    Cassis and soda is a popular drink.
    • 1972, Evan Hunter, Every Little Crook and Nanny (page 132)
      The bartender looked at her malevolently for a moment, shook his head, and walked away to mix the drink. "I never had one of those, those vermouth cassises," Freddie said.
  3. A wine flavor note, suggesting the fruity and full-bodied characteristics of the fruit.


See also[edit]



Probably from Latin cassia, from Hebrew קציעה (qetzi'ah), meaning incense cassia or the cassia tree.


cassis m (plural cassis)

  1. blackcurrant (fruit)

Further reading[edit]


Etymology 1[edit]

From the Proto-Indo-European *kadʰ- (to guard, cover, care for, protect). Cognate with the Old English hætt (head-covering, hat). More at the English hat.

Alternative forms[edit]



cassis f (genitive cassidis); third declension

  1. a plumed metal helmet

Third declension.

Case Singular Plural
nominative cassis cassidēs
genitive cassidis cassidum
dative cassidī cassidibus
accusative cassidem cassidēs
ablative casside cassidibus
vocative cassis cassidēs
Derived terms[edit]


  • cassis¹ in Charlton T. Lewis and Charles Short (1879) A Latin Dictionary, Oxford: Clarendon Press
  • cassis in Charlton T. Lewis (1891) An Elementary Latin Dictionary, New York: Harper & Brothers
  • cassis in Charles du Fresne du Cange’s Glossarium Mediæ et Infimæ Latinitatis (augmented edition, 1883–1887)
  • 1 cassĭs in Gaffiot, Félix (1934) Dictionnaire Illustré Latin-Français, Hachette: “271/1”
  • cassis in Harry Thurston Peck, editor (1898) Harper's Dictionary of Classical Antiquities, New York: Harper & Brothers
  • cassis in William Smith et al., editor (1890) A Dictionary of Greek and Roman Antiquities, London: William Wayte. G. E. Marindin
  • cassis¹” on page 281/2 of the Oxford Latin Dictionary (1st ed., 1968–82)

Etymology 2[edit]

The origin is uncertain.

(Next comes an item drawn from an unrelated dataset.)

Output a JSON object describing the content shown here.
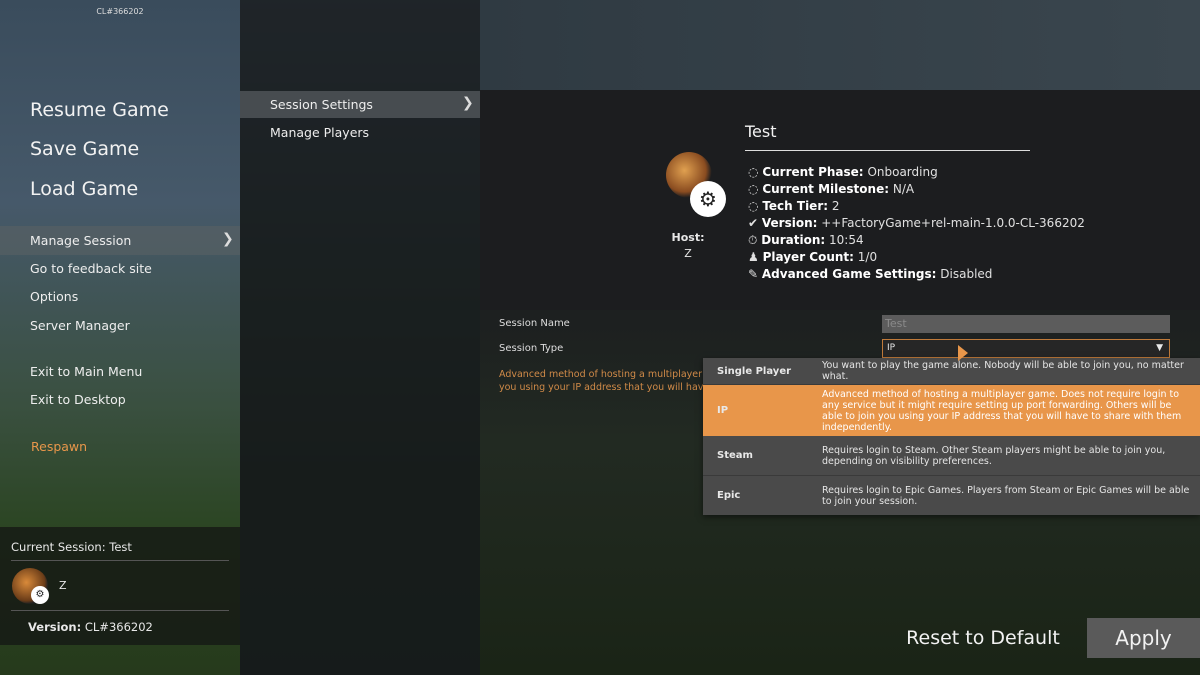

Probably connected with catēna (chain).[1]

Pokorny derives from Proto-Indo-European *kat- (to link or weave together).[2]

Martirosyan connects cassis and catēna with Old Armenian ցանց (cʿancʿ, casting-net) and derives all from a Mediterranean substrate.[3]


cassis m

  1. hunting-net


  1. ^
    1. REDIRECT Template:R:De Vaan 2008
  2. ^ Pokorny, Julius (1959) Indogermanisches etymologisches Wörterbuch [Indo-European Etymological Dictionary] (in German), volume II, Bern, München: Francke Verlag, page 534
  3. ^ Martirosyan, Hrach (2016), “Mediterranean substrate words in Armenian: two etymologies”, in Bjarne Simmelkjær Sandgaard Hansen, Benedicte Nielsen Whitehead, Thomas Olander & Birgit Anette Olsen, editors, Etymology and the European Lexicon. Proceedings of the 14th Fachtagung of the Indogermanische Gesellschaft, Copenhagen, 17-22 September 2012[1], Wiesbaden: Reichert Verlag, page 294